Beginning with the line that has "Enumerate this screenshot's", reproduce each remaining line of the data exactly, down to and including the last.

(Data excerpts)
* * * * * * * * *

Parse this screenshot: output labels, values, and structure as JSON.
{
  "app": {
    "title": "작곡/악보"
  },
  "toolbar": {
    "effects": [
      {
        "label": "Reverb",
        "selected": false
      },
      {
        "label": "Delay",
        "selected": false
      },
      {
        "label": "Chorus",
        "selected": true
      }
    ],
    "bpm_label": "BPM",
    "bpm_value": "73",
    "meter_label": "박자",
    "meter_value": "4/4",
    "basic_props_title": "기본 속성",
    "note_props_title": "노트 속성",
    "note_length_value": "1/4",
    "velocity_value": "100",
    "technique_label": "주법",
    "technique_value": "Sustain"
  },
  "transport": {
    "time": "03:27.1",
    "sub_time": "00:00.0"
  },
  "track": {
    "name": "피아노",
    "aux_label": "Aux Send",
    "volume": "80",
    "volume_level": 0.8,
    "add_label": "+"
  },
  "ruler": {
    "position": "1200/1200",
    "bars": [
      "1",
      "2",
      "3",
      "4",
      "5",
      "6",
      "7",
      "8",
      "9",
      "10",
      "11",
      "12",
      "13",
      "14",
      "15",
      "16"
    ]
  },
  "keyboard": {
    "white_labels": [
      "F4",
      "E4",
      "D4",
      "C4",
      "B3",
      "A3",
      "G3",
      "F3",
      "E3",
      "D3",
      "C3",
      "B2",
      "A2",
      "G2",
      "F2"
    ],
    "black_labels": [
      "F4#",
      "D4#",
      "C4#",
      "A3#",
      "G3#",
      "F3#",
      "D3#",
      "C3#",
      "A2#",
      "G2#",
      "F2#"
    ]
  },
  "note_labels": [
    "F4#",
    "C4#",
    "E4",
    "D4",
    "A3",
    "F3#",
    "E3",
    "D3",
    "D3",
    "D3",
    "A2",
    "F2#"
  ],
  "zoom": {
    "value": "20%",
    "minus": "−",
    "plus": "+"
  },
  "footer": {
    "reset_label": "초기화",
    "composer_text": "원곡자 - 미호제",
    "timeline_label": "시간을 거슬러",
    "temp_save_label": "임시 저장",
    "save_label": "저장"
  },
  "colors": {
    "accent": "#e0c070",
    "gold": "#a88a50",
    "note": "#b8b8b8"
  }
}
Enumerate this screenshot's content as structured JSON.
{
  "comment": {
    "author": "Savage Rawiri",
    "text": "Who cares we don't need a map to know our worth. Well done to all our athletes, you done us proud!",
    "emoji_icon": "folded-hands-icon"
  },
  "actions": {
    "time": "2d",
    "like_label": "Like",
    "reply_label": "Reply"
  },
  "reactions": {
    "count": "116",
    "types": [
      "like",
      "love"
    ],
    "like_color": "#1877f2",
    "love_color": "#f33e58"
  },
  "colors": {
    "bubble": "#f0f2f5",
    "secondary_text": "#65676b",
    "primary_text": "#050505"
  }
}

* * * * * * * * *

> **REPLY**:
Enumerate this screenshot's content as structured JSON.
{
  "comment": {
    "author": "Savage Rawiri",
    "text": "Who cares we don't need a map to know our worth. Well done to all our athletes, you done us proud!",
    "emoji_icon": "folded-hands-icon"
  },
  "actions": {
    "time": "2d",
    "like_label": "Like",
    "reply_label": "Reply"
  },
  "reactions": {
    "count": "116",
    "types": [
      "like",
      "love"
    ],
    "like_color": "#1877f2",
    "love_color": "#f33e58"
  },
  "colors": {
    "bubble": "#f0f2f5",
    "secondary_text": "#65676b",
    "primary_text": "#050505"
  }
}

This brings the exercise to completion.